EXERCISE BRIEF: This exercise asks for a copy of each line in the records below with the word "label" in it.

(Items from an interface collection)
● ● ● ● ●

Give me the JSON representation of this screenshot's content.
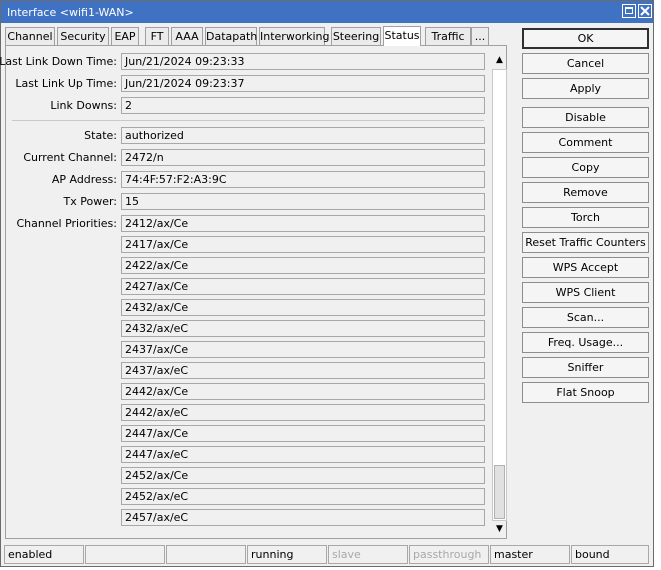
{
  "window": {
    "title": "Interface <wifi1-WAN>"
  },
  "tabs": [
    "Channel",
    "Security",
    "EAP",
    "FT",
    "AAA",
    "Datapath",
    "Interworking",
    "Steering",
    "Status",
    "Traffic",
    "..."
  ],
  "active_tab": "Status",
  "fields": {
    "last_link_down": {
      "label": "Last Link Down Time:",
      "value": "Jun/21/2024 09:23:33"
    },
    "last_link_up": {
      "label": "Last Link Up Time:",
      "value": "Jun/21/2024 09:23:37"
    },
    "link_downs": {
      "label": "Link Downs:",
      "value": "2"
    },
    "state": {
      "label": "State:",
      "value": "authorized"
    },
    "current_channel": {
      "label": "Current Channel:",
      "value": "2472/n"
    },
    "ap_address": {
      "label": "AP Address:",
      "value": "74:4F:57:F2:A3:9C"
    },
    "tx_power": {
      "label": "Tx Power:",
      "value": "15"
    }
  },
  "channel_priorities": {
    "label": "Channel Priorities:",
    "values": [
      "2412/ax/Ce",
      "2417/ax/Ce",
      "2422/ax/Ce",
      "2427/ax/Ce",
      "2432/ax/Ce",
      "2432/ax/eC",
      "2437/ax/Ce",
      "2437/ax/eC",
      "2442/ax/Ce",
      "2442/ax/eC",
      "2447/ax/Ce",
      "2447/ax/eC",
      "2452/ax/Ce",
      "2452/ax/eC",
      "2457/ax/eC"
    ]
  },
  "buttons": [
    "OK",
    "Cancel",
    "Apply",
    "Disable",
    "Comment",
    "Copy",
    "Remove",
    "Torch",
    "Reset Traffic Counters",
    "WPS Accept",
    "WPS Client",
    "Scan...",
    "Freq. Usage...",
    "Sniffer",
    "Flat Snoop"
  ],
  "status_bar": [
    "enabled",
    "",
    "",
    "running",
    "slave",
    "passthrough",
    "master",
    "bound"
  ],
  "status_dim": [
    false,
    false,
    false,
    false,
    true,
    true,
    false,
    false
  ]
}
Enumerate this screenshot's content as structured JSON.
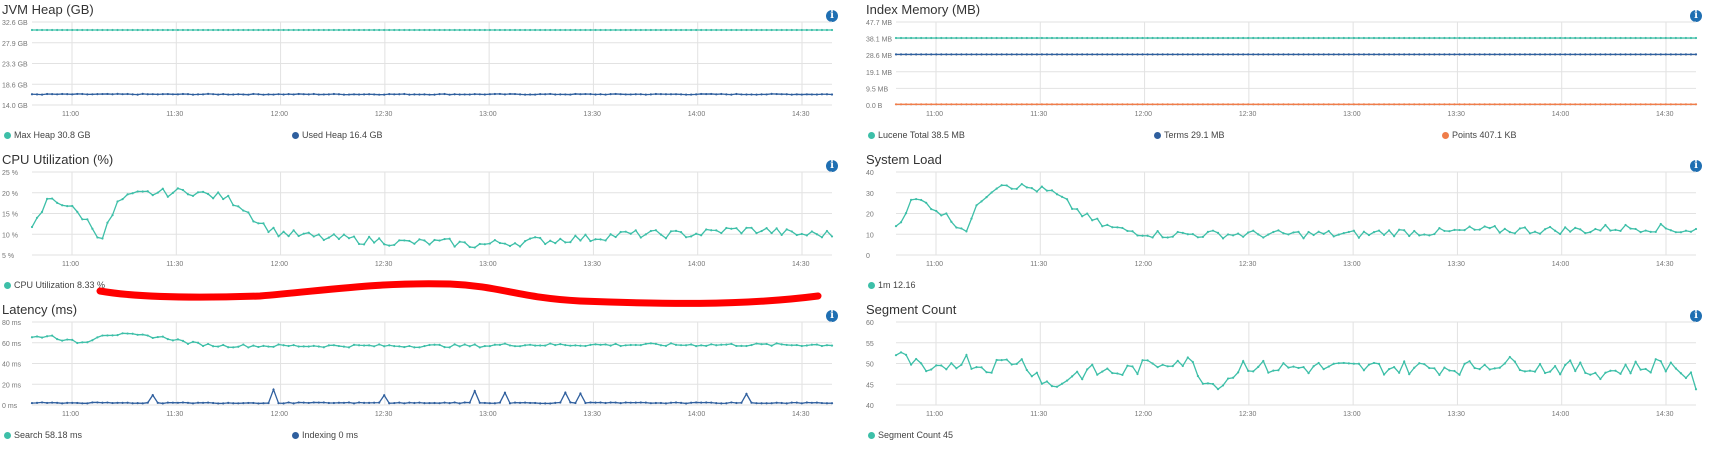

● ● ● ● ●

SOLUTION FOR THIS TASK:
      "label": "Last Link Down Time:",
      "label": "Last Link Up Time:",
      "label": "Link Downs:",
      "label": "State:",
      "label": "Current Channel:",
      "label": "AP Address:",
      "label": "Tx Power:",
    "label": "Channel Priorities:",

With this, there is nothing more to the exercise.